Show simple item record

dc.contributor.authorGunseor, Michaela
dc.contributor.authorMaly, Jenna
dc.contributor.authorShafer, Paige
dc.contributor.authorBleske-Rechek, April L.
dc.descriptionColor poster with text, charts, and graphs.en
dc.description.abstractHindsight bias is commonly referred to as the “I knew it all along” effect. Individuals who are informed of a specific outcome prior to judging how the event will pan out perceive that outcome as more likely to occur than do individuals who are not informed of any outcome. In essence, individuals perceive a given outcome as more obvious when they know that it happened. We chose to investigate hindsight bias in the context of romantic relationships because it is common for people to experience self-blame after a breakup and for others outside of the relationship to claim they “saw it coming.” However, do the data support this notion?en
dc.description.sponsorshipUniversity of Wisconsin--Eau Claire Office of Research and Sponsored Programsen
dc.relation.ispartofseriesUSGZE AS589;
dc.subjectHindsight biasen
dc.titleThey Obviously Didn’t Stand a Chance : Hindsight Bias in Judgments of a Dating Coupleen

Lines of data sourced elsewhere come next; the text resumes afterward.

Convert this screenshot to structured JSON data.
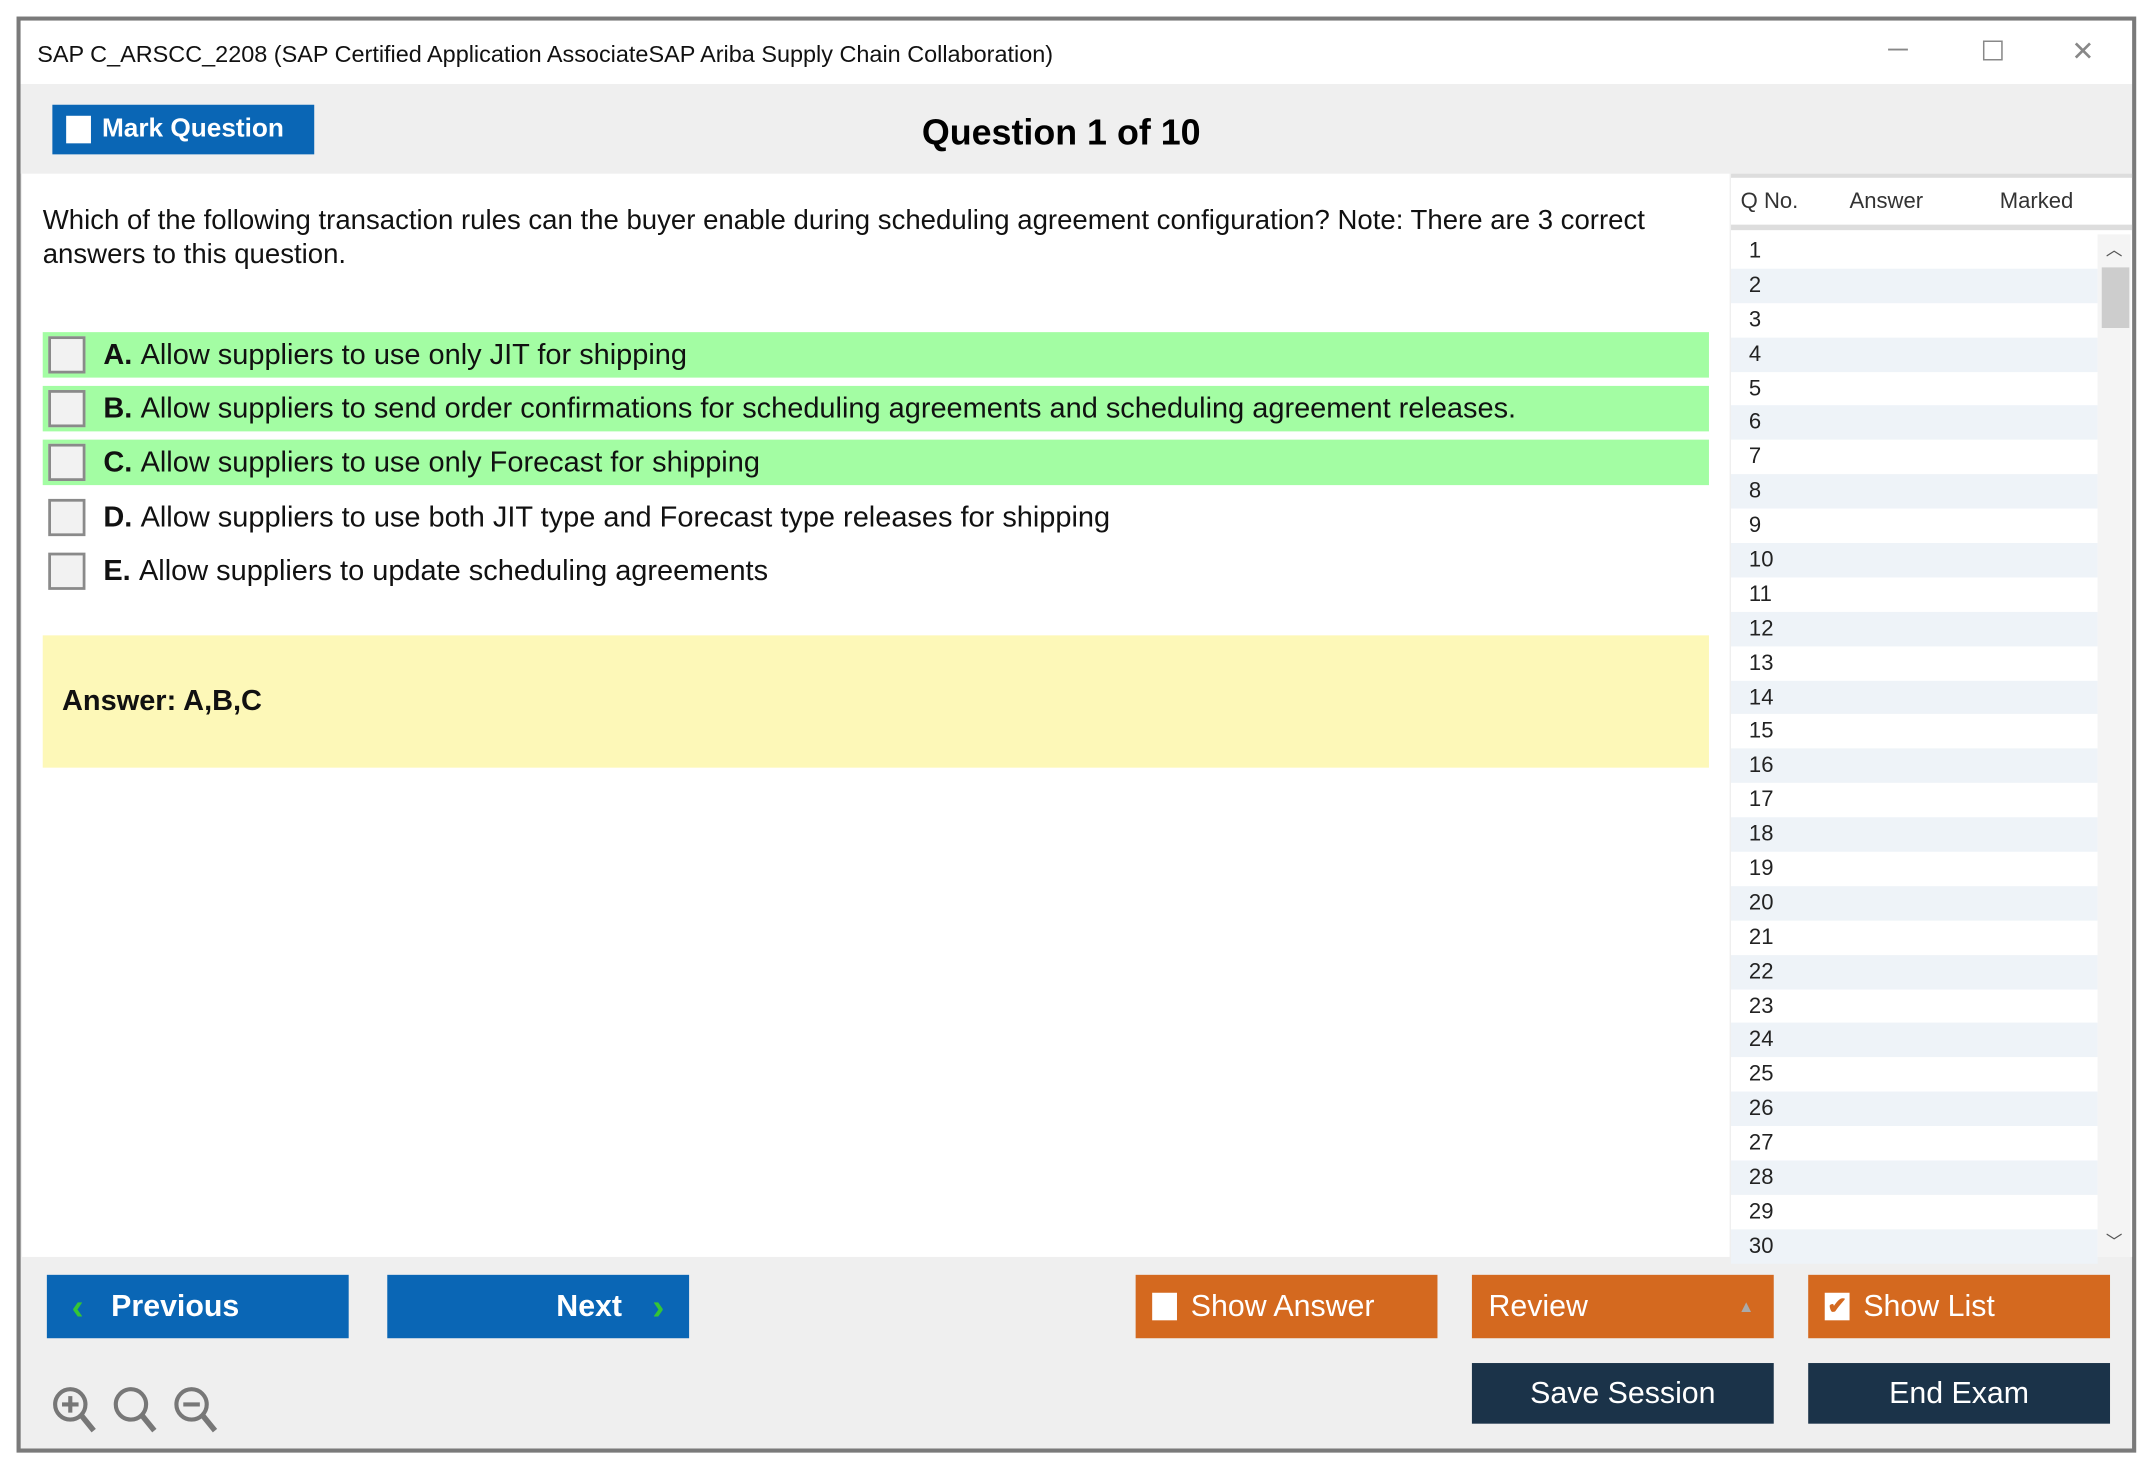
{
  "window": {
    "title": "SAP C_ARSCC_2208 (SAP Certified Application AssociateSAP Ariba Supply Chain Collaboration)",
    "minimize": "─",
    "maximize": "☐",
    "close": "✕"
  },
  "header": {
    "mark_label": "Mark Question",
    "question_title": "Question 1 of 10"
  },
  "question": {
    "text": "Which of the following transaction rules can the buyer enable during scheduling agreement configuration? Note: There are 3 correct answers to this question.",
    "options": [
      {
        "letter": "A.",
        "text": "Allow suppliers to use only JIT for shipping",
        "highlighted": true
      },
      {
        "letter": "B.",
        "text": "Allow suppliers to send order confirmations for scheduling agreements and scheduling agreement releases.",
        "highlighted": true
      },
      {
        "letter": "C.",
        "text": "Allow suppliers to use only Forecast for shipping",
        "highlighted": true
      },
      {
        "letter": "D.",
        "text": "Allow suppliers to use both JIT type and Forecast type releases for shipping",
        "highlighted": false
      },
      {
        "letter": "E.",
        "text": "Allow suppliers to update scheduling agreements",
        "highlighted": false
      }
    ]
  },
  "answer": "Answer: A,B,C",
  "panel": {
    "headers": [
      "Q No.",
      "Answer",
      "Marked"
    ],
    "rows": [
      "1",
      "2",
      "3",
      "4",
      "5",
      "6",
      "7",
      "8",
      "9",
      "10",
      "11",
      "12",
      "13",
      "14",
      "15",
      "16",
      "17",
      "18",
      "19",
      "20",
      "21",
      "22",
      "23",
      "24",
      "25",
      "26",
      "27",
      "28",
      "29",
      "30"
    ]
  },
  "footer": {
    "previous": "Previous",
    "next": "Next",
    "show_answer": "Show Answer",
    "review": "Review",
    "show_list": "Show List",
    "save_session": "Save Session",
    "end_exam": "End Exam"
  },
  "colors": {
    "blue": "#0a66b5",
    "orange": "#d4691f",
    "dark": "#1b3349",
    "correct": "#a3fda3",
    "answer_bg": "#fdf8b8"
  }
}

Files in this item


This item appears in the following Collection(s)

    Posters of collaborative student/faculty research presented at CERCA

Show simple item record